▶ PROBLEM TO SOLVE
What you need to do is retype every entry exactly as written.

********

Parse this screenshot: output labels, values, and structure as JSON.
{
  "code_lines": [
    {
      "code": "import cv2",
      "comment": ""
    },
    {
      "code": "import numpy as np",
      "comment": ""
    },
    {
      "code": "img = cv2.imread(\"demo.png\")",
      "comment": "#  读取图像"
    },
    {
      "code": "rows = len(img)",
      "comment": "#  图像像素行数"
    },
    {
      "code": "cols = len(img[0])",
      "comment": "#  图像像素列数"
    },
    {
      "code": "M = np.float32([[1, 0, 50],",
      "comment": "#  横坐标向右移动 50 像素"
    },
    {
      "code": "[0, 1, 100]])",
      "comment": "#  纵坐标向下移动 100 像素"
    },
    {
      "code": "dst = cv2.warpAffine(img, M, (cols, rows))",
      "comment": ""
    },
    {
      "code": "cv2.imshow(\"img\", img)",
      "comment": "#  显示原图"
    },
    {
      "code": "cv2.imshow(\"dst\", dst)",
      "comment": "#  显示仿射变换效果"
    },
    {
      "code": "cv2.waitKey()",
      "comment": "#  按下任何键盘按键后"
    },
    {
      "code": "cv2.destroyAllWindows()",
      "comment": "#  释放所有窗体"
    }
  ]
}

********

▶ ANSWER SECTION
Parse this screenshot: output labels, values, and structure as JSON.
{
  "code_lines": [
    {
      "code": "import cv2",
      "comment": ""
    },
    {
      "code": "import numpy as np",
      "comment": ""
    },
    {
      "code": "img = cv2.imread(\"demo.png\")",
      "comment": "#  读取图像"
    },
    {
      "code": "rows = len(img)",
      "comment": "#  图像像素行数"
    },
    {
      "code": "cols = len(img[0])",
      "comment": "#  图像像素列数"
    },
    {
      "code": "M = np.float32([[1, 0, 50],",
      "comment": "#  横坐标向右移动 50 像素"
    },
    {
      "code": "[0, 1, 100]])",
      "comment": "#  纵坐标向下移动 100 像素"
    },
    {
      "code": "dst = cv2.warpAffine(img, M, (cols, rows))",
      "comment": ""
    },
    {
      "code": "cv2.imshow(\"img\", img)",
      "comment": "#  显示原图"
    },
    {
      "code": "cv2.imshow(\"dst\", dst)",
      "comment": "#  显示仿射变换效果"
    },
    {
      "code": "cv2.waitKey()",
      "comment": "#  按下任何键盘按键后"
    },
    {
      "code": "cv2.destroyAllWindows()",
      "comment": "#  释放所有窗体"
    }
  ]
}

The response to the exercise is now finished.